  • New England females look at themselves in the mirror while naked and count the days until they will likely wear a bathing suit, thus:
    • Supermarkets report a sudden 90% increase in sales of leafy greens, carrots, and hummus.
    • Sales of running shoes, workout videos, and fashionable stay-put athletic headbands increase by 82%.
    • Starbucks experiences a sharp decline in customers who opt for whipped cream atop their skinny iced mocha lattes.
  • “How to remove a tick” becomes the top search item on Google for the month of May.

When temperatures finally reach upper-70’s perfection:

  • New England homeowners can no longer get the soil out from under their nails.
  • A visit to The Home Depot on a Saturday or Sunday takes no less than two hours and costs over $200.
  • Children are slathered with sunscreen before school. (They do NOT like this.)
  • Every New Englander must post the at least 3 of the following photos on social media:
    • a photo of a tulip or daffodil
    • a photo of their ankles/legs/feet
    • a photo of their kid’s first sporting event of the season
    • a photo of the view from their run, hike, or bike ride
    • a selfie of their new “ready for summer!” haircut
  • Liquor stores report a 55% decrease in the sale of red wine and a 74% increase in the sale of white wine. Nobody buys Bailey’s or port again until November.

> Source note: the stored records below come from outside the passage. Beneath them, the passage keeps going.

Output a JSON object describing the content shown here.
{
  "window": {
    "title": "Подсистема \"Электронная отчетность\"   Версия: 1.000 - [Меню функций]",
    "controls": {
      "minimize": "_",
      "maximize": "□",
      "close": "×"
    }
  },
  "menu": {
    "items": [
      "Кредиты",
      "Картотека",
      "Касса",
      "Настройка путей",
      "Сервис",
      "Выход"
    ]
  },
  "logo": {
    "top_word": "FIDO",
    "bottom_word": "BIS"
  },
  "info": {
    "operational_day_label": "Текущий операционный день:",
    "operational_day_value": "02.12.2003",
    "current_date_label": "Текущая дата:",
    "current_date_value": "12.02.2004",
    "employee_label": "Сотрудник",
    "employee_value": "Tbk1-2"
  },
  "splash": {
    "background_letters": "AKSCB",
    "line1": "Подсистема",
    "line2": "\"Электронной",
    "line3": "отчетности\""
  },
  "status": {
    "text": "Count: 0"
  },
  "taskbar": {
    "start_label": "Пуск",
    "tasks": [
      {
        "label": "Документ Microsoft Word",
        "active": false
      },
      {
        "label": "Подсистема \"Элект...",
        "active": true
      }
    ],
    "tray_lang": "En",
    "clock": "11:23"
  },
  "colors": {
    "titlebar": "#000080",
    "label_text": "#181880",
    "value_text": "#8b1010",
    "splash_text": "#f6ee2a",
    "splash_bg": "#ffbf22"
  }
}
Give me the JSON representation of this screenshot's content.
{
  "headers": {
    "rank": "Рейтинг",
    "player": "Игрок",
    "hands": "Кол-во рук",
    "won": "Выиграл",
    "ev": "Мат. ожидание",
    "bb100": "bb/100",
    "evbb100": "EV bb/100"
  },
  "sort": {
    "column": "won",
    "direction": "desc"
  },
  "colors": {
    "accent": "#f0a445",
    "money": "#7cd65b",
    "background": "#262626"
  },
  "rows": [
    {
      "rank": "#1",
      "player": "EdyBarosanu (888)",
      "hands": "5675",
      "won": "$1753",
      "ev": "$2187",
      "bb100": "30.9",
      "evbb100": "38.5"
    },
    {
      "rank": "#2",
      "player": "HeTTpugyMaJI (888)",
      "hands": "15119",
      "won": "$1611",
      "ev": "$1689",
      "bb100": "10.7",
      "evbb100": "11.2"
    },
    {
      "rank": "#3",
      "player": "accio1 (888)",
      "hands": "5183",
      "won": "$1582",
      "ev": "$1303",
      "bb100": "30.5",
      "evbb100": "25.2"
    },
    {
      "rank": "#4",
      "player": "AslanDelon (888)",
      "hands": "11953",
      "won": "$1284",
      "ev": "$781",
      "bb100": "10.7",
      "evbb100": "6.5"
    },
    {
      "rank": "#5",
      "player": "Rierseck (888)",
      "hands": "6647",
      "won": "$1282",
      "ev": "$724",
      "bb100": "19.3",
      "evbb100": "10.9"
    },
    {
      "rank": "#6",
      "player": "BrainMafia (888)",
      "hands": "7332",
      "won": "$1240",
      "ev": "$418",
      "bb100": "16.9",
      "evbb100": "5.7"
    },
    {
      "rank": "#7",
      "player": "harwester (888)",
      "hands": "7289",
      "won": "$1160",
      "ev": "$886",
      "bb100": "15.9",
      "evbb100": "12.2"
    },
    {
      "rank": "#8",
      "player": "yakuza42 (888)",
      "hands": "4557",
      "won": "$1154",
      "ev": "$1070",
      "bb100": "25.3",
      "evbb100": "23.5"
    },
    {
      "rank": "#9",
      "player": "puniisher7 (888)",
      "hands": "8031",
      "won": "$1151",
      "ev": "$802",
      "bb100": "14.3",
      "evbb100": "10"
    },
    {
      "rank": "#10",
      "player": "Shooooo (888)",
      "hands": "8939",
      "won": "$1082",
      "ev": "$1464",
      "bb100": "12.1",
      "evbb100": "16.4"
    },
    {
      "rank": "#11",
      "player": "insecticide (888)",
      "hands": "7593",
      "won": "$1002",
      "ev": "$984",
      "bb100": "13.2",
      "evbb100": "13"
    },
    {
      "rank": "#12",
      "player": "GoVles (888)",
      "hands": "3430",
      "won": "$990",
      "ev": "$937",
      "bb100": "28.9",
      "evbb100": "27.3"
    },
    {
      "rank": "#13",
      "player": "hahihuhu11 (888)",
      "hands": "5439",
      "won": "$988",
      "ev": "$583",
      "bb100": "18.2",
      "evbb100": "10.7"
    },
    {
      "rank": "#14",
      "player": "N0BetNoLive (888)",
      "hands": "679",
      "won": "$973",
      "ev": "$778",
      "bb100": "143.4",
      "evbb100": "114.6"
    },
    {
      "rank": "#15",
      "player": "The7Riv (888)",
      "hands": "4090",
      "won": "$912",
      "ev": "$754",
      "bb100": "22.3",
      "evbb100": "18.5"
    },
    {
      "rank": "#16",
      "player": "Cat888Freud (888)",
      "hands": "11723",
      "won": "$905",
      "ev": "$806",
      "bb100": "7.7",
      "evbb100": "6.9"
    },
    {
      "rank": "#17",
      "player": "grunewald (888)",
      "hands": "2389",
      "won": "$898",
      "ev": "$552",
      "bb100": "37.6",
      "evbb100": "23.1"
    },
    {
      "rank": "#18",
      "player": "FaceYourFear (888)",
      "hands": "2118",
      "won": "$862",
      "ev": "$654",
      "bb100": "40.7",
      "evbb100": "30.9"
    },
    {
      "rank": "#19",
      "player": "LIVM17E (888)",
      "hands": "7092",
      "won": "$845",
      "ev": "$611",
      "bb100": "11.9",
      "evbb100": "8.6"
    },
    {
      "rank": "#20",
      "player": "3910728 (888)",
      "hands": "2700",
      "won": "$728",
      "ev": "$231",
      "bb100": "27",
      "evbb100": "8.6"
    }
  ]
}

As of the writing of this post, much of New England is experiencing temperatures climbing well over 80°. While mornings and evenings are still pleasant, sadly several of the year’s 16-23 nice days are already behind New England’s inhabitants. Ahead lies heat and humidity, gnats and mosquitos, and visits to the beach where the ocean is perpetually frigid. New Englanders busy themselves readying for summer – a time when they complain of the heat exactly as fervently as they complained of the cold all winter, get tans the shape of their sandals, and pretend to like gazpacho.

Spring in New England

Spring in New England